A.D. Miller’s Snowdrops is a novel about Moscow, today’s Moscow, the one where somebody pays off gangsters to throw sulfuric acid in the eyes of the director of the Bolshoi. But in Snowdrops systemic graft has so compromised the criminal justice system that it barely appears at all in the midst of the anarchy. In this beautifully written English novel, which was a Booker prize finalist, every person and every institution made of people is corrupt. Anarchy permeates all just like the cold of a Moscow winter. And it’s a novel that’s as implacably real and engulfing to the senses as a long, freezing Muscovite winter.

Surely Russia has not always been so corrupt, but it probably has always been so cold and so vast. In this sense Miller, who is also a journalist, writes in a timeless and literary way. He shares in the secret wisdom of the novelists, playwrights, and poets who have been Russia’s biographers, a wisdom born of intimacy with the mighty indifference of nature, history, and humanity itself to the designs of the human individual. No wonder atheism is one of Russia’s major exports.

Says the character Ananyev in Chekhov’s story “Lights”:

And concentrating the whole world in myself in this way, I thought no more of cabs, of the town, and of Kisotchka, and abandoned myself to the sensation I was so fond of: that is, the sensation of fearful isolation when you feel that in the whole universe, dark and formless, you alone exist. It is a proud, demoniac sensation, only possible to Russians whose thoughts and sensations are as large, boundless, and gloomy as their plains, their forests, and their snow.

A.D. Miller writes about expatriates, yes, in addition to Russian natives, but his narrative is in so many ways pure Russian.
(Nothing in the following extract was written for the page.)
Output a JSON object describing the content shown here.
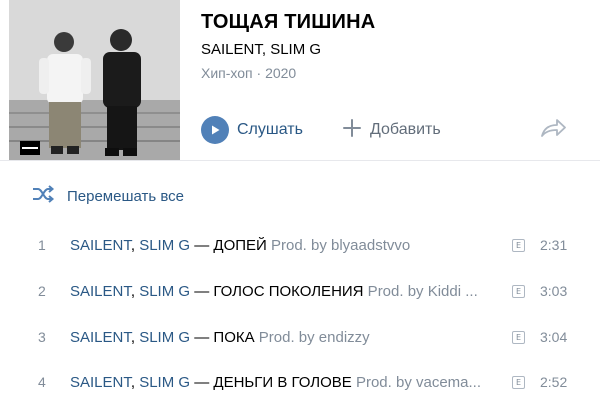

Were he to set foot in A.D. Miller’s Moscow, Chekhov would know where he was immediately: lost. Lost as you can only be in Russia.